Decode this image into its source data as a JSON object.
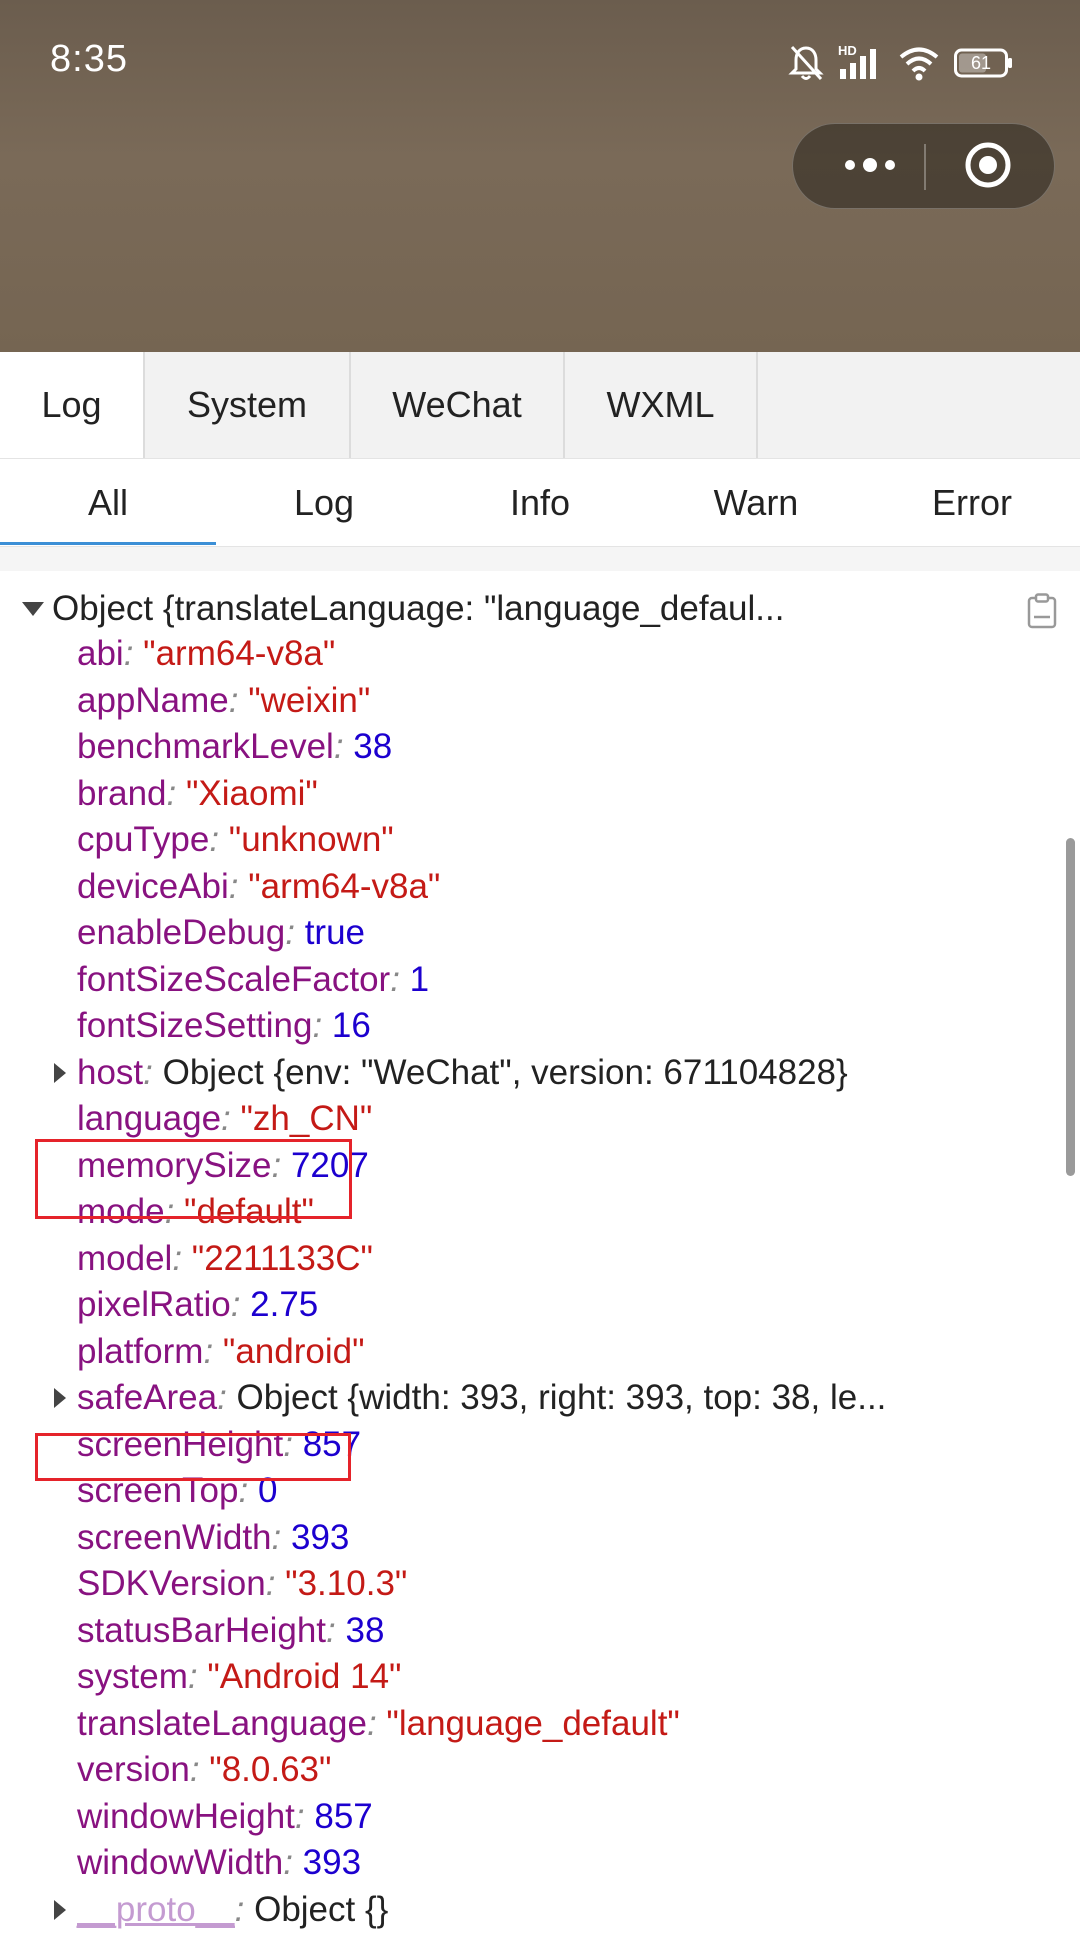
{
  "status_bar": {
    "time": "8:35",
    "network_label": "HD",
    "battery": "61",
    "icons": [
      "bell-off-icon",
      "signal-icon",
      "wifi-icon",
      "battery-icon"
    ]
  },
  "capsule": {
    "more_icon": "more-dots-icon",
    "close_icon": "circle-record-icon"
  },
  "tabs": [
    {
      "label": "Log",
      "active": true
    },
    {
      "label": "System",
      "active": false
    },
    {
      "label": "WeChat",
      "active": false
    },
    {
      "label": "WXML",
      "active": false
    }
  ],
  "filters": [
    {
      "label": "All",
      "active": true
    },
    {
      "label": "Log",
      "active": false
    },
    {
      "label": "Info",
      "active": false
    },
    {
      "label": "Warn",
      "active": false
    },
    {
      "label": "Error",
      "active": false
    }
  ],
  "console": {
    "object_header": "Object {translateLanguage: \"language_defaul...",
    "copy_icon": "clipboard-icon",
    "props": [
      {
        "key": "abi",
        "value": "\"arm64-v8a\"",
        "type": "str"
      },
      {
        "key": "appName",
        "value": "\"weixin\"",
        "type": "str"
      },
      {
        "key": "benchmarkLevel",
        "value": "38",
        "type": "num"
      },
      {
        "key": "brand",
        "value": "\"Xiaomi\"",
        "type": "str"
      },
      {
        "key": "cpuType",
        "value": "\"unknown\"",
        "type": "str"
      },
      {
        "key": "deviceAbi",
        "value": "\"arm64-v8a\"",
        "type": "str"
      },
      {
        "key": "enableDebug",
        "value": "true",
        "type": "bool"
      },
      {
        "key": "fontSizeScaleFactor",
        "value": "1",
        "type": "num"
      },
      {
        "key": "fontSizeSetting",
        "value": "16",
        "type": "num"
      },
      {
        "key": "host",
        "value": "Object {env: \"WeChat\", version: 671104828}",
        "type": "obj",
        "expandable": true
      },
      {
        "key": "language",
        "value": "\"zh_CN\"",
        "type": "str"
      },
      {
        "key": "memorySize",
        "value": "7207",
        "type": "num"
      },
      {
        "key": "mode",
        "value": "\"default\"",
        "type": "str"
      },
      {
        "key": "model",
        "value": "\"2211133C\"",
        "type": "str"
      },
      {
        "key": "pixelRatio",
        "value": "2.75",
        "type": "num"
      },
      {
        "key": "platform",
        "value": "\"android\"",
        "type": "str"
      },
      {
        "key": "safeArea",
        "value": "Object {width: 393, right: 393, top: 38, le...",
        "type": "obj",
        "expandable": true
      },
      {
        "key": "screenHeight",
        "value": "857",
        "type": "num",
        "highlighted": true
      },
      {
        "key": "screenTop",
        "value": "0",
        "type": "num",
        "highlighted": true
      },
      {
        "key": "screenWidth",
        "value": "393",
        "type": "num"
      },
      {
        "key": "SDKVersion",
        "value": "\"3.10.3\"",
        "type": "str"
      },
      {
        "key": "statusBarHeight",
        "value": "38",
        "type": "num"
      },
      {
        "key": "system",
        "value": "\"Android 14\"",
        "type": "str"
      },
      {
        "key": "translateLanguage",
        "value": "\"language_default\"",
        "type": "str"
      },
      {
        "key": "version",
        "value": "\"8.0.63\"",
        "type": "str"
      },
      {
        "key": "windowHeight",
        "value": "857",
        "type": "num",
        "highlighted": true
      },
      {
        "key": "windowWidth",
        "value": "393",
        "type": "num"
      },
      {
        "key": "__proto__",
        "value": "Object {}",
        "type": "obj",
        "expandable": true,
        "proto": true
      }
    ]
  },
  "colors": {
    "accent": "#3c8fd6",
    "highlight": "#e5232a",
    "key": "#881280",
    "string": "#c41a16",
    "number": "#1c00cf"
  }
}
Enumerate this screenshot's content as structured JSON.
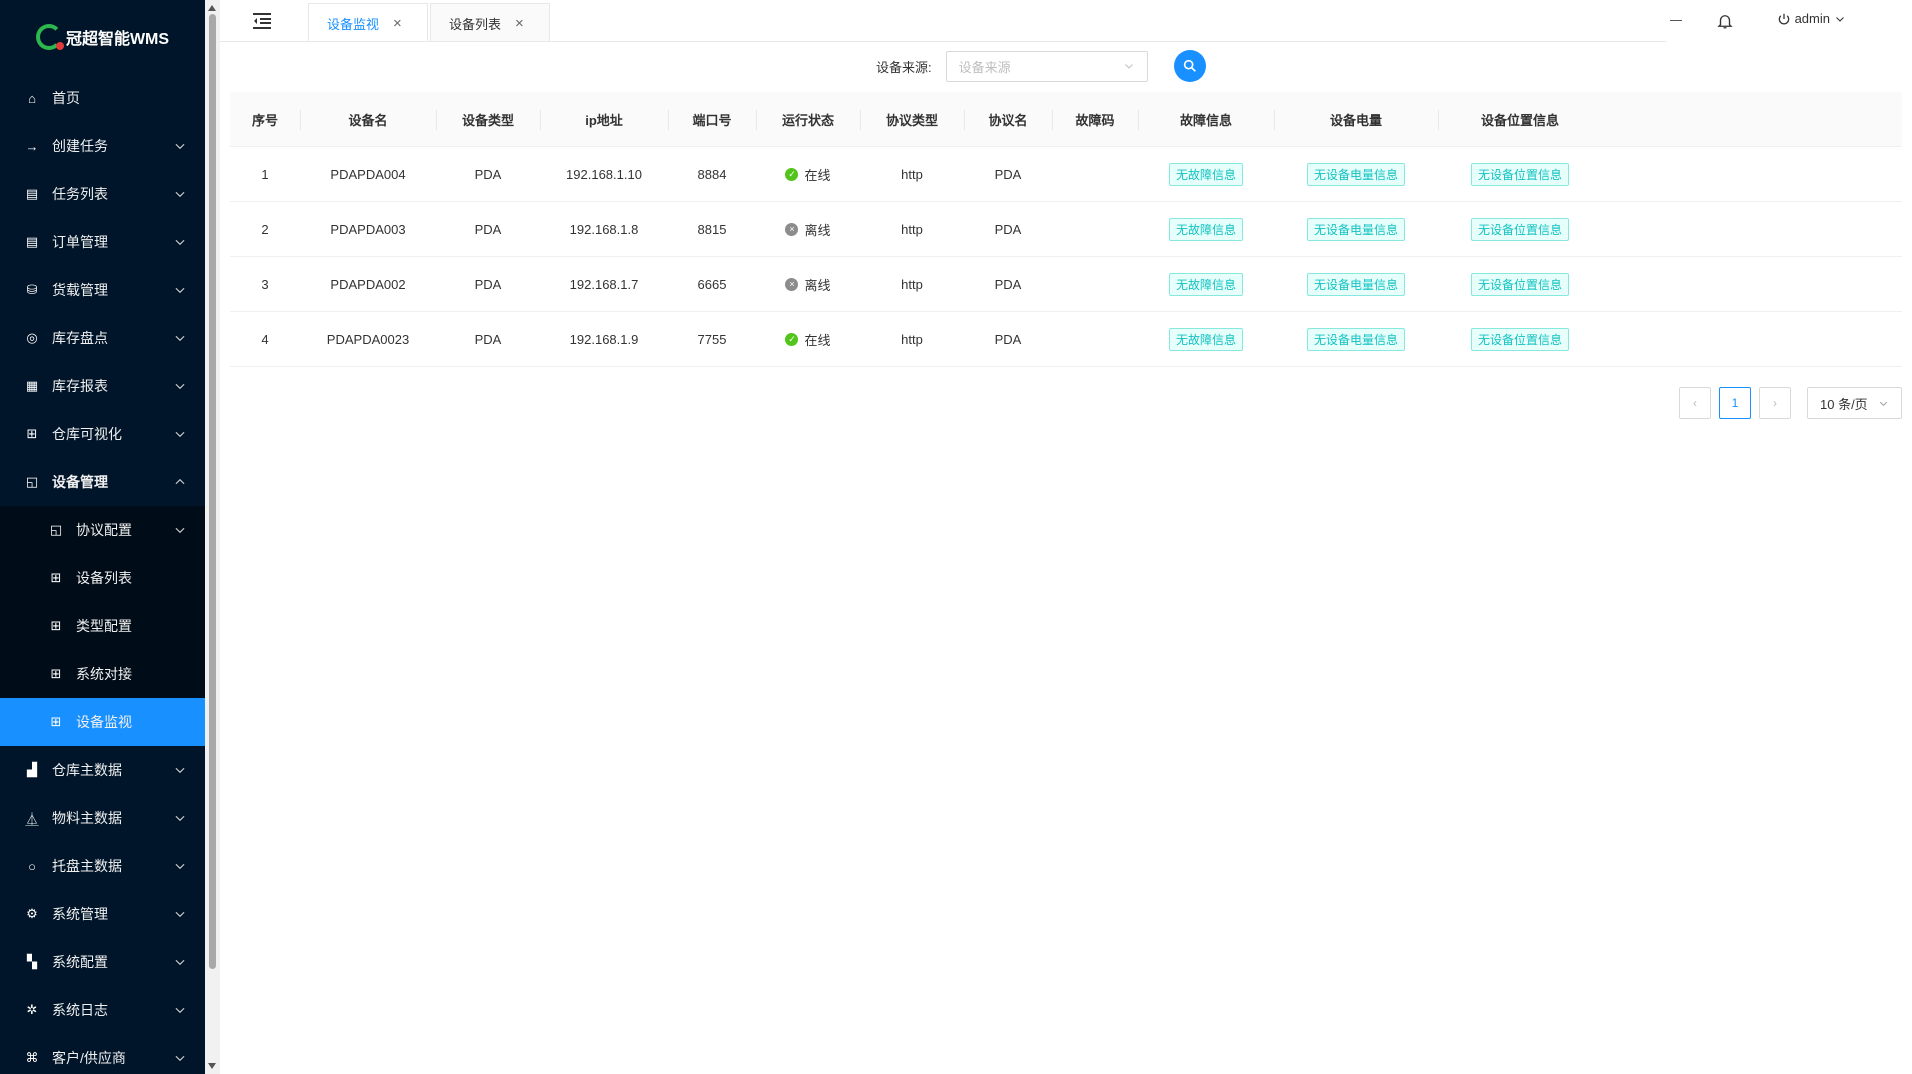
{
  "app": {
    "title": "冠超智能WMS"
  },
  "sidebar": {
    "items": [
      {
        "label": "首页",
        "icon": "home-icon",
        "has_arrow": false
      },
      {
        "label": "创建任务",
        "icon": "arrow-right-icon",
        "has_arrow": true
      },
      {
        "label": "任务列表",
        "icon": "list-icon",
        "has_arrow": true
      },
      {
        "label": "订单管理",
        "icon": "list-icon",
        "has_arrow": true
      },
      {
        "label": "货载管理",
        "icon": "database-icon",
        "has_arrow": true
      },
      {
        "label": "库存盘点",
        "icon": "compass-icon",
        "has_arrow": true
      },
      {
        "label": "库存报表",
        "icon": "file-icon",
        "has_arrow": true
      },
      {
        "label": "仓库可视化",
        "icon": "table-icon",
        "has_arrow": true
      },
      {
        "label": "设备管理",
        "icon": "devices-icon",
        "has_arrow": true,
        "open": true
      }
    ],
    "submenu": [
      {
        "label": "协议配置",
        "icon": "devices-icon",
        "has_arrow": true
      },
      {
        "label": "设备列表",
        "icon": "table-icon",
        "has_arrow": false
      },
      {
        "label": "类型配置",
        "icon": "table-icon",
        "has_arrow": false
      },
      {
        "label": "系统对接",
        "icon": "table-icon",
        "has_arrow": false
      },
      {
        "label": "设备监视",
        "icon": "table-icon",
        "has_arrow": false,
        "active": true
      }
    ],
    "items_after": [
      {
        "label": "仓库主数据",
        "icon": "bar-chart-icon",
        "has_arrow": true
      },
      {
        "label": "物料主数据",
        "icon": "experiment-icon",
        "has_arrow": true
      },
      {
        "label": "托盘主数据",
        "icon": "circle-icon",
        "has_arrow": true
      },
      {
        "label": "系统管理",
        "icon": "setting-icon",
        "has_arrow": true
      },
      {
        "label": "系统配置",
        "icon": "appstore-icon",
        "has_arrow": true
      },
      {
        "label": "系统日志",
        "icon": "bug-icon",
        "has_arrow": true
      },
      {
        "label": "客户/供应商",
        "icon": "cluster-icon",
        "has_arrow": true
      }
    ]
  },
  "header": {
    "tabs": [
      {
        "label": "设备监视",
        "active": true
      },
      {
        "label": "设备列表",
        "active": false
      }
    ],
    "user": "admin"
  },
  "filter": {
    "label": "设备来源:",
    "placeholder": "设备来源"
  },
  "table": {
    "columns": [
      "序号",
      "设备名",
      "设备类型",
      "ip地址",
      "端口号",
      "运行状态",
      "协议类型",
      "协议名",
      "故障码",
      "故障信息",
      "设备电量",
      "设备位置信息"
    ],
    "rows": [
      {
        "index": "1",
        "name": "PDAPDA004",
        "type": "PDA",
        "ip": "192.168.1.10",
        "port": "8884",
        "status": "在线",
        "online": true,
        "protocol_type": "http",
        "protocol_name": "PDA",
        "fault_code": "",
        "fault_info": "无故障信息",
        "battery": "无设备电量信息",
        "location": "无设备位置信息"
      },
      {
        "index": "2",
        "name": "PDAPDA003",
        "type": "PDA",
        "ip": "192.168.1.8",
        "port": "8815",
        "status": "离线",
        "online": false,
        "protocol_type": "http",
        "protocol_name": "PDA",
        "fault_code": "",
        "fault_info": "无故障信息",
        "battery": "无设备电量信息",
        "location": "无设备位置信息"
      },
      {
        "index": "3",
        "name": "PDAPDA002",
        "type": "PDA",
        "ip": "192.168.1.7",
        "port": "6665",
        "status": "离线",
        "online": false,
        "protocol_type": "http",
        "protocol_name": "PDA",
        "fault_code": "",
        "fault_info": "无故障信息",
        "battery": "无设备电量信息",
        "location": "无设备位置信息"
      },
      {
        "index": "4",
        "name": "PDAPDA0023",
        "type": "PDA",
        "ip": "192.168.1.9",
        "port": "7755",
        "status": "在线",
        "online": true,
        "protocol_type": "http",
        "protocol_name": "PDA",
        "fault_code": "",
        "fault_info": "无故障信息",
        "battery": "无设备电量信息",
        "location": "无设备位置信息"
      }
    ]
  },
  "pagination": {
    "current_page": "1",
    "page_size": "10 条/页"
  },
  "colors": {
    "sidebar_bg": "#001529",
    "accent": "#1890ff",
    "online": "#52c41a",
    "offline": "#8c8c8c",
    "tag": "#13c2c2"
  }
}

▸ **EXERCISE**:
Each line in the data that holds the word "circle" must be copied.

▸ **PROBLEM SOLUTION**:
    "close_icon": "circle-record-icon"
        "icon": "circle-icon",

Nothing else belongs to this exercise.